** UPDATE: All Rainy related stuff can be found in a Wiki at http://dynalon.github.io/Rainy – See the NEWS section there for latest release and feature information **
It’s been a while since I blogged about me hacking on Rainy, a note synchronisation/cloud server for using with Tomboy and drop-in replacement for the somewhat unmaintained Snowy. But though not blogging, development went further and I came up with a releasable first version, that I invite everyone to try out (source & binary download links are at the bottom of this post).
Attention: Canonical has announced removal of the public note synchronization service offered with UbuntuOne for around end of February, so now would be the perfect time to help testing and report bugs, so that Rainy can be shipped as a stable and mature, free alternative for all Tomboy (and Tomdroid) users!
Notes are usually very personal, and not everyone feels comfortable storing them in the cloud, which is IMHO why Tomboy is still a good competitor to Evernote and alike. This is why I want the deployment/installation of Rainy to be easy and hassle-free as much as possible, so that everyone can setup his own instance on his own private home or cloud server.

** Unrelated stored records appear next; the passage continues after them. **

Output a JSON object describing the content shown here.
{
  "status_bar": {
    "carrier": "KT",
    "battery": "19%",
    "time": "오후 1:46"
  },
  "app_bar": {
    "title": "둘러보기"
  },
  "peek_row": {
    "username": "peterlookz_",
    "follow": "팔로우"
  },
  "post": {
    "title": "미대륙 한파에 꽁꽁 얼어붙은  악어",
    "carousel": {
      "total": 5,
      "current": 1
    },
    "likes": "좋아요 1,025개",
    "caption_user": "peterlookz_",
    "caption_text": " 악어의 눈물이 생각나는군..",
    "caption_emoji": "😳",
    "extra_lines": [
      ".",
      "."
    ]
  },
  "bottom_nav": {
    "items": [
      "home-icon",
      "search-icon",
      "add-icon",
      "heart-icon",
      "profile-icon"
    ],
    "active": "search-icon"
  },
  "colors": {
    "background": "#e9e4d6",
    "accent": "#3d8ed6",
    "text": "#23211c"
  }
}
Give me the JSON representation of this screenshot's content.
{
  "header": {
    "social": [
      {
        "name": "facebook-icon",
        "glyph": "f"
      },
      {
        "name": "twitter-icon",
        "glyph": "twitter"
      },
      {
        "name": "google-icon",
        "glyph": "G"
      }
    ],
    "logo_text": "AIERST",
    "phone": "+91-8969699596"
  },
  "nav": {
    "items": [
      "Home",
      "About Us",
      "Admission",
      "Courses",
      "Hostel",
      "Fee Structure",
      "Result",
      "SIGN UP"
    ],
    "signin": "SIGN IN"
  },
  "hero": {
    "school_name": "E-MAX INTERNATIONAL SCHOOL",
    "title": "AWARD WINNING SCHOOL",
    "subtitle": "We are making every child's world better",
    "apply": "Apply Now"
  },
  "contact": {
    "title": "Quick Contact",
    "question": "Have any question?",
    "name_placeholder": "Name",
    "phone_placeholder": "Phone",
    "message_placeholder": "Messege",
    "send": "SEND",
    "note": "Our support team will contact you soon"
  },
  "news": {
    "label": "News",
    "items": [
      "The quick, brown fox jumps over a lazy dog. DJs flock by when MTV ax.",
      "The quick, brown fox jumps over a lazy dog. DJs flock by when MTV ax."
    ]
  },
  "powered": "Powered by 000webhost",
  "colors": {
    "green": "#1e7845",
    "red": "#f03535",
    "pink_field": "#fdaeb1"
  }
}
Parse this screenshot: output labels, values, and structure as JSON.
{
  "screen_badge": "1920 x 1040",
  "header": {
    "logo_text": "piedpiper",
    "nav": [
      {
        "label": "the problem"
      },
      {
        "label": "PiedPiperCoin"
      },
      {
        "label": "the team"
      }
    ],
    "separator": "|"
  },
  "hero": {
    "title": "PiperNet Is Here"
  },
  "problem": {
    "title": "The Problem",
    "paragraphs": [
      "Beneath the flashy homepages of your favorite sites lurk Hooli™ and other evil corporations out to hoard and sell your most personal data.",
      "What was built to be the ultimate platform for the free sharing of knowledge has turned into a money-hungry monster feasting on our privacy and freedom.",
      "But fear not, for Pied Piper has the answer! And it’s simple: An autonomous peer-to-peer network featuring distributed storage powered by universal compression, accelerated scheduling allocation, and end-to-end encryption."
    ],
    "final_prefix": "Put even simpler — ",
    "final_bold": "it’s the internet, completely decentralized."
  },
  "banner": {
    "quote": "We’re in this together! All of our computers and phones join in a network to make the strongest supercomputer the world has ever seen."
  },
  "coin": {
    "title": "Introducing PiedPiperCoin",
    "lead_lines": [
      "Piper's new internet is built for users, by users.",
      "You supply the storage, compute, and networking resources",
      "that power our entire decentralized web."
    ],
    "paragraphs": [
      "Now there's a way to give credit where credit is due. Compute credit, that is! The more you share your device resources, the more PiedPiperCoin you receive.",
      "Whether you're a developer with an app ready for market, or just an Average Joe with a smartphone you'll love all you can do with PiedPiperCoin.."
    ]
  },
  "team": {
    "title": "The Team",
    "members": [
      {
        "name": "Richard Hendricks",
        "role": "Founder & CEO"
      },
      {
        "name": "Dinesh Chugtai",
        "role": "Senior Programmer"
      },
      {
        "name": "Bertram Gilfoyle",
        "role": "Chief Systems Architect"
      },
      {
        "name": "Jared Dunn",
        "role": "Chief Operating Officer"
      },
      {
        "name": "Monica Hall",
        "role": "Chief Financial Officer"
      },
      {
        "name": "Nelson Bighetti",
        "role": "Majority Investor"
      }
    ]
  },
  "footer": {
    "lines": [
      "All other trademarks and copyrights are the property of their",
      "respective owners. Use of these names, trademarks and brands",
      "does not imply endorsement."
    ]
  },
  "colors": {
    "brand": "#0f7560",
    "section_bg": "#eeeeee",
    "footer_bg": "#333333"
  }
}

That is why I am so happy I found the IL-Repack project on GitHub, which enables me to link all required assemblies (including those from the System.* namespace) together with my own code into a single, dependency-free CIL executable (“Rainy.exe”), which is less than 900kb of size. You will still need the mono runtime installed, but that is nothing difficult to do, a simple “apt-get install mono-complete” or “zypper install mono-complete” should do the trick on Ubuntu/Debian or openSUSE. If you are running Tomboy, you are already running mono, so no need to install anything!
This Rainy.exe is the preferred deployment target, as it runs on all system with mono available. The intermediate code it is compiled to, makes a binary deployment quite easy, and there is not much need for a user to compile from source. I’ve tested it on Linux & Mac, and it also runs on Windows if you (a) use mono (since we need Mono.Data.Sqlite) and (b) install a feasible native sqlite3.dll.
Building the packed executable is already part of the Makefile (“make pack” ), so feel free to roll your own blobs from the source code.
What else is new?
Compared to the initial state that I had come up within the first two weeks, there are some major changes:
- Introduction of sqlite3 as backend, which replaces the basic JSON plain-file which lacked scalability and safe-transactions
- Using ServiceStack.OrmLite as an OR mapper, so that sqlite can be easily replaced by mysql/postgres/ms-sql in the near future
- Two backends can be configured to use:
- full sqlite, storing all notes and OAuth metadata into a single “rainy.db” sqlite3 file. Makes backups very easy, as only the “rainy.db” file needs to be backuped.
- the XML backend that comes with tomboy-library, which stores each note in readable, plain XML files. This is perfect for small installations, as notes stay readable in any text editor and it is easy to write 3rd party Apps. However the OAuth metadata is still stored in a sqlite database when using this backend.
- Lots of additional unit tests, modelling different synchronization scenarios
How stable is it?
This is actually the very first release of Rainy, as I’ve only maintained a source tree on GitHub. I’ve tagged it “0.1”, and to sum up the stability and maturity: I’ve tested it on my private machines, using Tomboy on two different Ubuntu 12.04 and latest Tomdroid (0.7.2). Tomboy works good, I did not lose any notes in my testing, nor did I encounter any crashes. Tomdroid has some bugs, but if you start with a note and hit refresh a few times upon setup, you will get to a point where syncing works without any noticeable flaws, at least to the extend I’ve tested (which isn’t that big, I have to admit). But nevertheless: Be warned that this is beta quality software, and always do backups before testing.
Public open beta server
I own a small virtual server instance I installed Rainy upon, which I am hereby offering as a testing playground to the public. While Rainy still lacks HTTPS support, (though this can be worked around through setting up a secure nginx reverse proxy, which I will blog about if there is demand), Tomboy does not yet have client-side note encryption, so I do not even start to pretend that this public instance is a secure cloud space. It is just not. I provide it for testing and experimentation only. Since it is not meant to be private, I have created 50 public username / password combinations that can be used by everyone. If you randomly pick one for testing, there is a good chance you won’t be disturbed by anybody else while testing 🙂
Downloads & Docs
The single Rainy.exe binary releases can be found at http://rainy.notesync.org/release/